» **What you should do**: The listing is to be returned word for word, without its images.

» **Data for the task**:
+---+

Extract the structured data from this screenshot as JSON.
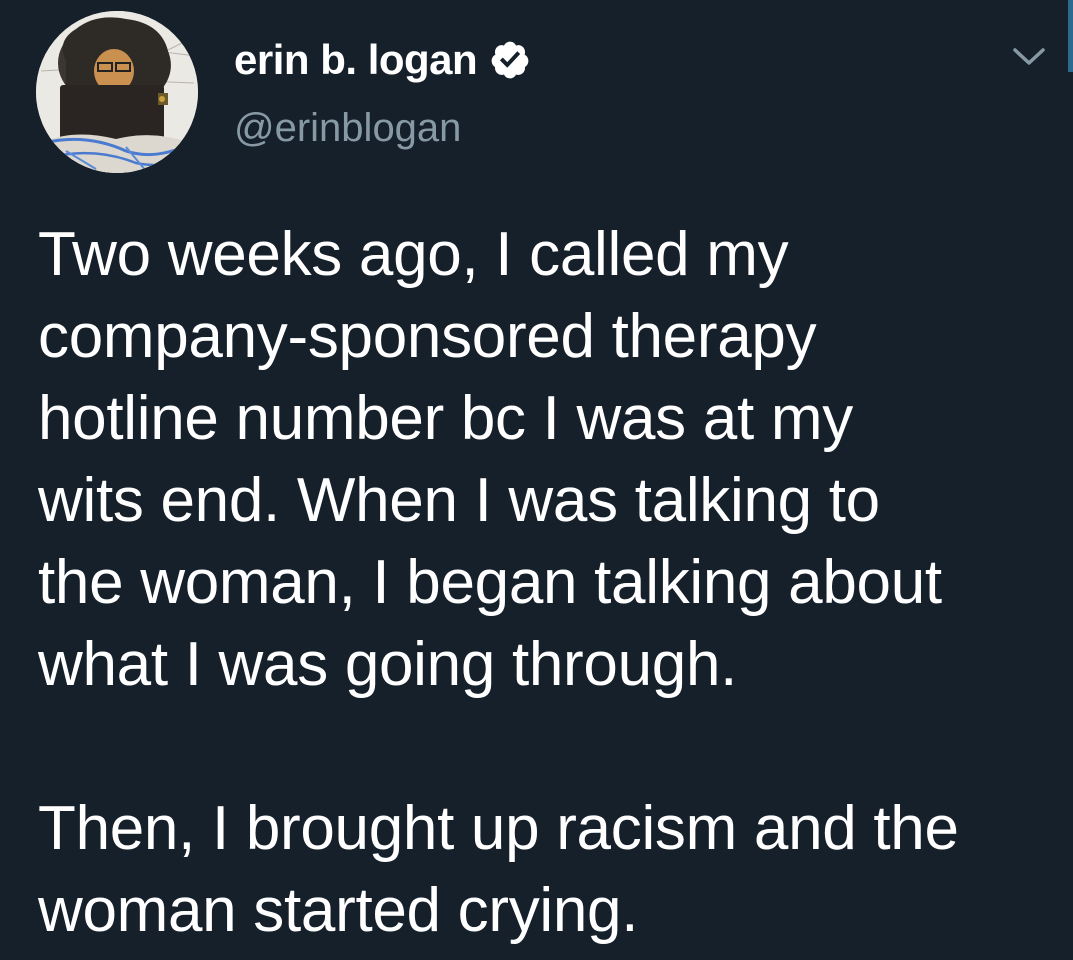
{
  "author": {
    "display_name": "erin b. logan",
    "handle": "@erinblogan",
    "verified": true
  },
  "icons": {
    "verified": "verified-badge-icon",
    "more": "chevron-down-icon"
  },
  "tweet": {
    "paragraph1_lines": [
      "Two weeks ago, I called my",
      "company-sponsored therapy",
      "hotline number bc I was at my",
      "wits end. When I was talking to",
      "the woman, I began talking about",
      "what I was going through."
    ],
    "paragraph2_lines": [
      "Then, I brought up racism and the",
      "woman started crying."
    ]
  },
  "colors": {
    "background": "#15202b",
    "text": "#ffffff",
    "secondary_text": "#8899a6"
  }
}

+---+

» **Task answer**:
Extract the structured data from this screenshot as JSON.
{
  "author": {
    "display_name": "erin b. logan",
    "handle": "@erinblogan",
    "verified": true
  },
  "icons": {
    "verified": "verified-badge-icon",
    "more": "chevron-down-icon"
  },
  "tweet": {
    "paragraph1_lines": [
      "Two weeks ago, I called my",
      "company-sponsored therapy",
      "hotline number bc I was at my",
      "wits end. When I was talking to",
      "the woman, I began talking about",
      "what I was going through."
    ],
    "paragraph2_lines": [
      "Then, I brought up racism and the",
      "woman started crying."
    ]
  },
  "colors": {
    "background": "#15202b",
    "text": "#ffffff",
    "secondary_text": "#8899a6"
  }
}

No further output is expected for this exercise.